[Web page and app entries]
· · · · · · ·

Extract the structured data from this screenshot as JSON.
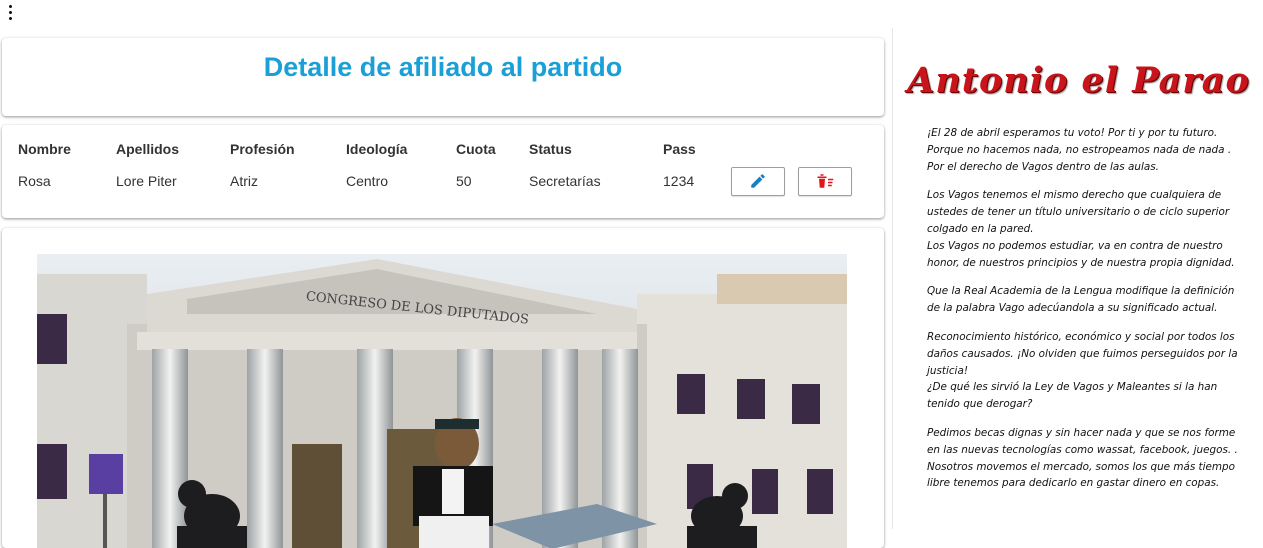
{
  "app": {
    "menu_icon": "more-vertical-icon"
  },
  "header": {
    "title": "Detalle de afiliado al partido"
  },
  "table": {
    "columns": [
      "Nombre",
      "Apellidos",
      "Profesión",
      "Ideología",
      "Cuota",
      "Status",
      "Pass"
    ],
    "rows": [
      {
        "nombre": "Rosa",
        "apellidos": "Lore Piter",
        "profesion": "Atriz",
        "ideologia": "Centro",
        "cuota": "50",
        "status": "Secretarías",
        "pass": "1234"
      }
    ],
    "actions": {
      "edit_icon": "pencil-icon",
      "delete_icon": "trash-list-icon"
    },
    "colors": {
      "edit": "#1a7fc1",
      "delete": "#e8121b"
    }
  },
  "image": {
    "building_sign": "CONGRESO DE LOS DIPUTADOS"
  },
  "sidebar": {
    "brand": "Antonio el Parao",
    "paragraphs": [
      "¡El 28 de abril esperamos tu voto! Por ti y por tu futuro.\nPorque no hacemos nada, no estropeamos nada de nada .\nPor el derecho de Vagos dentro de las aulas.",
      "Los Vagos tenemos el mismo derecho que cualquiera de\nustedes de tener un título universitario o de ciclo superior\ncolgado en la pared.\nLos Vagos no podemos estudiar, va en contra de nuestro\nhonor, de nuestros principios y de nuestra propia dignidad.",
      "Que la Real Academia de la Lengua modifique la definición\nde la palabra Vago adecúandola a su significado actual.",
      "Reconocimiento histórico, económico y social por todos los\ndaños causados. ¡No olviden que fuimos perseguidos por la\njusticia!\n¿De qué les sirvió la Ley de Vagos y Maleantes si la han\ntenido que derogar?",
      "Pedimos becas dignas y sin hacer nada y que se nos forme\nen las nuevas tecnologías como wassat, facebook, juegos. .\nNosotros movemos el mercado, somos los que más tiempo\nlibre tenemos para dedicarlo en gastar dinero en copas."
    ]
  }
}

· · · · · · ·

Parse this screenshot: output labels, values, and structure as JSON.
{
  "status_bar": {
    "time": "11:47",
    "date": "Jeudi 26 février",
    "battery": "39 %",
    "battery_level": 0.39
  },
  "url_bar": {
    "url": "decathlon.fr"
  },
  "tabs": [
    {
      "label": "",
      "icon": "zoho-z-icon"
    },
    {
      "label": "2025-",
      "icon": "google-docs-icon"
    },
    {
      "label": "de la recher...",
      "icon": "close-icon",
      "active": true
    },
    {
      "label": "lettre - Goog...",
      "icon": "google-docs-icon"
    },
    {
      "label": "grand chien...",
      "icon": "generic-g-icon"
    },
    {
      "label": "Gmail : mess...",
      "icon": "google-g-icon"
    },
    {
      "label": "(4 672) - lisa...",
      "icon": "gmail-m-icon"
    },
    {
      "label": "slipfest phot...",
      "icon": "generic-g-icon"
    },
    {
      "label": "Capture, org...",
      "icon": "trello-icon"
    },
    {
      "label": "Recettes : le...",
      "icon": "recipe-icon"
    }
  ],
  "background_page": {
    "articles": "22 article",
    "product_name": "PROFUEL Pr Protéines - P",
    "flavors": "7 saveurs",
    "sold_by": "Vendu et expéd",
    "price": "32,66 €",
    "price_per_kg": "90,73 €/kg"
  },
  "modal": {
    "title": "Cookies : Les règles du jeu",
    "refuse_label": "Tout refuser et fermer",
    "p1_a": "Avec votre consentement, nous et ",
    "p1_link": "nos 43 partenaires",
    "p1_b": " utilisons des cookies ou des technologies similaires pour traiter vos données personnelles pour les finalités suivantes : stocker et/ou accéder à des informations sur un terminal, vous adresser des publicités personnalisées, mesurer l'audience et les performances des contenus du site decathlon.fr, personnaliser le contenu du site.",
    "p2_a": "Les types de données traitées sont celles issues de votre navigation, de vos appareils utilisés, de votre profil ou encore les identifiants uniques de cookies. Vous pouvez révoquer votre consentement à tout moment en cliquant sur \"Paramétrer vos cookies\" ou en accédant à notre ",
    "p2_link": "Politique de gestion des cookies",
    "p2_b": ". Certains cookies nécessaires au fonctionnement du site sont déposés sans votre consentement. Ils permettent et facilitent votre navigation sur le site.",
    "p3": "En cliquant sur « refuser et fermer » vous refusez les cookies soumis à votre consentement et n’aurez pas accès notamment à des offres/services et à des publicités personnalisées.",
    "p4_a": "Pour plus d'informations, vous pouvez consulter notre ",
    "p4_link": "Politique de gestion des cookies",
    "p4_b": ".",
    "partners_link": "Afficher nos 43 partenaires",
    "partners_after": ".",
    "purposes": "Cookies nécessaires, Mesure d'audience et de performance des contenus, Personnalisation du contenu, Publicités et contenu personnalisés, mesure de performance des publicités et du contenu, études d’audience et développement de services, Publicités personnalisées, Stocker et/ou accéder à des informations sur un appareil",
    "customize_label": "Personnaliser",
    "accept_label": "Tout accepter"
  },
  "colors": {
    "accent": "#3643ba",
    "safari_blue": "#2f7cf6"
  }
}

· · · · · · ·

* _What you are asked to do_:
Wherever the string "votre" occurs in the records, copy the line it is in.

* _Written response_:
    "p1_a": "Avec votre consentement, nous et ",
    "p2_a": "Les types de données traitées sont celles issues de votre navigation, de vos appareils utilisés, de votre profil ou encore les identifiants uniques de cookies. Vous pouvez révoquer votre consentement à tout moment en cliquant sur \"Paramétrer vos cookies\" ou en accédant à notre ",
    "p2_b": ". Certains cookies nécessaires au fonctionnement du site sont déposés sans votre consentement. Ils permettent et facilitent votre navigation sur le site.",
    "p3": "En cliquant sur « refuser et fermer » vous refusez les cookies soumis à votre consentement et n’aurez pas accès notamment à des offres/services et à des publicités personnalisées.",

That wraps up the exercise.